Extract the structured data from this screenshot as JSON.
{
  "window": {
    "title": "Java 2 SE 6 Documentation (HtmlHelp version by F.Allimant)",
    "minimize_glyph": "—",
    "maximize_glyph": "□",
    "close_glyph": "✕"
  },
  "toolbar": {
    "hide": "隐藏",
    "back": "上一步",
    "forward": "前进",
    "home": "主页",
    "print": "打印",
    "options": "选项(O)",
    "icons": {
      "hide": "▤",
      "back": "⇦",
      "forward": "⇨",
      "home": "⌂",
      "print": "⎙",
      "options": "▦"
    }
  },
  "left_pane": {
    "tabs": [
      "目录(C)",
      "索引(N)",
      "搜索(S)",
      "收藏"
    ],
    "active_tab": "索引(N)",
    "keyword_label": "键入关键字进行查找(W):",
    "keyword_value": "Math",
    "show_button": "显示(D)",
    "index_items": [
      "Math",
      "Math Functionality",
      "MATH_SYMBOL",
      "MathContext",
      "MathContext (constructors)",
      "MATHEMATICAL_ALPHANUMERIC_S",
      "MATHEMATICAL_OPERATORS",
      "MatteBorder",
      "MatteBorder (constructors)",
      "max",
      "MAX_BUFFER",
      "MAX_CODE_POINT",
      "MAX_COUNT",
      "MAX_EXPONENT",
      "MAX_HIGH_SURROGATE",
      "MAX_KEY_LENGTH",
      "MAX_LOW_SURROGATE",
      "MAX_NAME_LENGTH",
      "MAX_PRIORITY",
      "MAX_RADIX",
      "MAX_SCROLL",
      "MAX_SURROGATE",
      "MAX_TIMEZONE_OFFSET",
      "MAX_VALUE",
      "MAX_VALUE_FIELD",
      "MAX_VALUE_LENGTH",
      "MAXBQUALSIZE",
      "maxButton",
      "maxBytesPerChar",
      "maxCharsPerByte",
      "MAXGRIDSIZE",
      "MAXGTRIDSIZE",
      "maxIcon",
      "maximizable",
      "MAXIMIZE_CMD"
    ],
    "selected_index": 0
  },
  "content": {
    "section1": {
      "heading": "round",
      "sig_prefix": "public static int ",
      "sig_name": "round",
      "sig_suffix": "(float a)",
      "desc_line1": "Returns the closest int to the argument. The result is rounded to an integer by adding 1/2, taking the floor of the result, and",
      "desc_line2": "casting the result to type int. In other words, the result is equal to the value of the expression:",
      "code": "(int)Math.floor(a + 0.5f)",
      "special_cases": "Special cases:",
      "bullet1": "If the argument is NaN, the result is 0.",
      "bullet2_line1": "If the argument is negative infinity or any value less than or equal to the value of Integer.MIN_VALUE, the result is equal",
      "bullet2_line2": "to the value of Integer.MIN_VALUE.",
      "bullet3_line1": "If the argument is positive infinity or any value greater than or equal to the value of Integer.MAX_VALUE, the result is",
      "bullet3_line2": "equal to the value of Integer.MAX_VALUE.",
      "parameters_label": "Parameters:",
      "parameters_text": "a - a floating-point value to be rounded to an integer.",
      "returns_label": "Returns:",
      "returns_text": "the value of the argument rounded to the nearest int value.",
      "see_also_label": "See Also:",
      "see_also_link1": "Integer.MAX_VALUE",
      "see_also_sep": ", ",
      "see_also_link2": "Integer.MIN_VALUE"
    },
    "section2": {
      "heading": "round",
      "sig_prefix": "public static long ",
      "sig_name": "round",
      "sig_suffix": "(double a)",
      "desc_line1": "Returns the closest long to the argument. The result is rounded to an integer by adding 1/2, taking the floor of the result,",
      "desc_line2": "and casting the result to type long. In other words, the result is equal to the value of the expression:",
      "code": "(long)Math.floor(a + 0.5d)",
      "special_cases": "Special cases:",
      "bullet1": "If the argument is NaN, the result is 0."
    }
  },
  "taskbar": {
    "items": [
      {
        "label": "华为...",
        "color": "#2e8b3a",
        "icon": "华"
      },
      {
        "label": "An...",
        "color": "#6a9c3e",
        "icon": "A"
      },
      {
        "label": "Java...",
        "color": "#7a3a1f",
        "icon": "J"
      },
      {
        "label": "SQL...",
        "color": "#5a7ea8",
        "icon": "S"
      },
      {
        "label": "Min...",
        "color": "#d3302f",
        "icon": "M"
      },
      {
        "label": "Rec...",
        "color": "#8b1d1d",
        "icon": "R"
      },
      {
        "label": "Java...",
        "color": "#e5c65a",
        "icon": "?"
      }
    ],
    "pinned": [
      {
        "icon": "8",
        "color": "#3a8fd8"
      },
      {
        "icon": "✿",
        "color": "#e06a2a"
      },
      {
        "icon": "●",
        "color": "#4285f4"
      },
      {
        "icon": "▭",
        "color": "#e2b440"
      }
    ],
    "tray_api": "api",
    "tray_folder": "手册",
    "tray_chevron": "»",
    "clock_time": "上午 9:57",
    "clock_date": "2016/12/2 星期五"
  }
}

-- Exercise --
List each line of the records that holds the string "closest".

-- Response to the task --
      "desc_line1": "Returns the closest int to the argument. The result is rounded to an integer by adding 1/2, taking the floor of the result, and",
      "desc_line1": "Returns the closest long to the argument. The result is rounded to an integer by adding 1/2, taking the floor of the result,",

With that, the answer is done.